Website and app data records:
--- START ---

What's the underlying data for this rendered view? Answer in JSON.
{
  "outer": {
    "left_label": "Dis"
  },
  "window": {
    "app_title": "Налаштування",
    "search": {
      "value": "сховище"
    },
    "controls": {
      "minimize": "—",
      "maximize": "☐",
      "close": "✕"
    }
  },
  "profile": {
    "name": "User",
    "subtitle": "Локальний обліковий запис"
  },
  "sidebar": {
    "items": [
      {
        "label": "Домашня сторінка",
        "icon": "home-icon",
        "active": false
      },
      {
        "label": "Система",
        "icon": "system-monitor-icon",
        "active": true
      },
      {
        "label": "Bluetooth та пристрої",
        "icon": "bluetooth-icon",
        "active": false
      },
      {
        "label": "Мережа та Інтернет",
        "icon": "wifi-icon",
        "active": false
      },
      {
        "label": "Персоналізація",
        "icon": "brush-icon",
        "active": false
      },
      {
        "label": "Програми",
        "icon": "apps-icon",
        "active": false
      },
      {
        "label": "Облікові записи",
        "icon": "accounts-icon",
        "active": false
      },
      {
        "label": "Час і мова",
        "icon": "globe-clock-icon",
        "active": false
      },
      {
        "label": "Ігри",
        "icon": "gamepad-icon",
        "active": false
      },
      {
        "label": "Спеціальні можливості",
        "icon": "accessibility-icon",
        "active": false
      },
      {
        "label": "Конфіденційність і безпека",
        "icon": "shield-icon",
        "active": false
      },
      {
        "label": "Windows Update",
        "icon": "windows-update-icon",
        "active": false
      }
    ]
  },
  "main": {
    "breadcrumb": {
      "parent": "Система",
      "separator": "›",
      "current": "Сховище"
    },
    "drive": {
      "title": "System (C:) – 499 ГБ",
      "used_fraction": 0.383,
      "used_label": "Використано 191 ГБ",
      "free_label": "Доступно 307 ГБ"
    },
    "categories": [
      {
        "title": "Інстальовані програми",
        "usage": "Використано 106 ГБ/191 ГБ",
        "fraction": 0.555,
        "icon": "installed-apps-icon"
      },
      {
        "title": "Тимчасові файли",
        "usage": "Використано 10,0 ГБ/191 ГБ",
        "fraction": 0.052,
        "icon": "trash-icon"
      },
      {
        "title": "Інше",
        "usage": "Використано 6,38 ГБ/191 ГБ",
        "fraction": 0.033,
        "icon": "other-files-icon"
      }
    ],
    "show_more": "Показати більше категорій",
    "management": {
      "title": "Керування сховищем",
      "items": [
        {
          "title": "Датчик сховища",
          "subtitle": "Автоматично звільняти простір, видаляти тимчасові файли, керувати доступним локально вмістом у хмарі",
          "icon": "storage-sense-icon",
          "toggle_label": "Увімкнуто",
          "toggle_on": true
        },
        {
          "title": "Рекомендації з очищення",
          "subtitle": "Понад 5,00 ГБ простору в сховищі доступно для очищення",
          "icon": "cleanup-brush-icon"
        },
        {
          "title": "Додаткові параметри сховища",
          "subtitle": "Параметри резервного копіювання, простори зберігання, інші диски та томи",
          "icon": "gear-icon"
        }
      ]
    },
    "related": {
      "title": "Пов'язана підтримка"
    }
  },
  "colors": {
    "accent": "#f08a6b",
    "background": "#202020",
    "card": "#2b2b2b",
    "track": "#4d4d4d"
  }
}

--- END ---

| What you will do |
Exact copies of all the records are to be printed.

| Exercise output |
What's the underlying data for this rendered view? Answer in JSON.
{
  "outer": {
    "left_label": "Dis"
  },
  "window": {
    "app_title": "Налаштування",
    "search": {
      "value": "сховище"
    },
    "controls": {
      "minimize": "—",
      "maximize": "☐",
      "close": "✕"
    }
  },
  "profile": {
    "name": "User",
    "subtitle": "Локальний обліковий запис"
  },
  "sidebar": {
    "items": [
      {
        "label": "Домашня сторінка",
        "icon": "home-icon",
        "active": false
      },
      {
        "label": "Система",
        "icon": "system-monitor-icon",
        "active": true
      },
      {
        "label": "Bluetooth та пристрої",
        "icon": "bluetooth-icon",
        "active": false
      },
      {
        "label": "Мережа та Інтернет",
        "icon": "wifi-icon",
        "active": false
      },
      {
        "label": "Персоналізація",
        "icon": "brush-icon",
        "active": false
      },
      {
        "label": "Програми",
        "icon": "apps-icon",
        "active": false
      },
      {
        "label": "Облікові записи",
        "icon": "accounts-icon",
        "active": false
      },
      {
        "label": "Час і мова",
        "icon": "globe-clock-icon",
        "active": false
      },
      {
        "label": "Ігри",
        "icon": "gamepad-icon",
        "active": false
      },
      {
        "label": "Спеціальні можливості",
        "icon": "accessibility-icon",
        "active": false
      },
      {
        "label": "Конфіденційність і безпека",
        "icon": "shield-icon",
        "active": false
      },
      {
        "label": "Windows Update",
        "icon": "windows-update-icon",
        "active": false
      }
    ]
  },
  "main": {
    "breadcrumb": {
      "parent": "Система",
      "separator": "›",
      "current": "Сховище"
    },
    "drive": {
      "title": "System (C:) – 499 ГБ",
      "used_fraction": 0.383,
      "used_label": "Використано 191 ГБ",
      "free_label": "Доступно 307 ГБ"
    },
    "categories": [
      {
        "title": "Інстальовані програми",
        "usage": "Використано 106 ГБ/191 ГБ",
        "fraction": 0.555,
        "icon": "installed-apps-icon"
      },
      {
        "title": "Тимчасові файли",
        "usage": "Використано 10,0 ГБ/191 ГБ",
        "fraction": 0.052,
        "icon": "trash-icon"
      },
      {
        "title": "Інше",
        "usage": "Використано 6,38 ГБ/191 ГБ",
        "fraction": 0.033,
        "icon": "other-files-icon"
      }
    ],
    "show_more": "Показати більше категорій",
    "management": {
      "title": "Керування сховищем",
      "items": [
        {
          "title": "Датчик сховища",
          "subtitle": "Автоматично звільняти простір, видаляти тимчасові файли, керувати доступним локально вмістом у хмарі",
          "icon": "storage-sense-icon",
          "toggle_label": "Увімкнуто",
          "toggle_on": true
        },
        {
          "title": "Рекомендації з очищення",
          "subtitle": "Понад 5,00 ГБ простору в сховищі доступно для очищення",
          "icon": "cleanup-brush-icon"
        },
        {
          "title": "Додаткові параметри сховища",
          "subtitle": "Параметри резервного копіювання, простори зберігання, інші диски та томи",
          "icon": "gear-icon"
        }
      ]
    },
    "related": {
      "title": "Пов'язана підтримка"
    }
  },
  "colors": {
    "accent": "#f08a6b",
    "background": "#202020",
    "card": "#2b2b2b",
    "track": "#4d4d4d"
  }
}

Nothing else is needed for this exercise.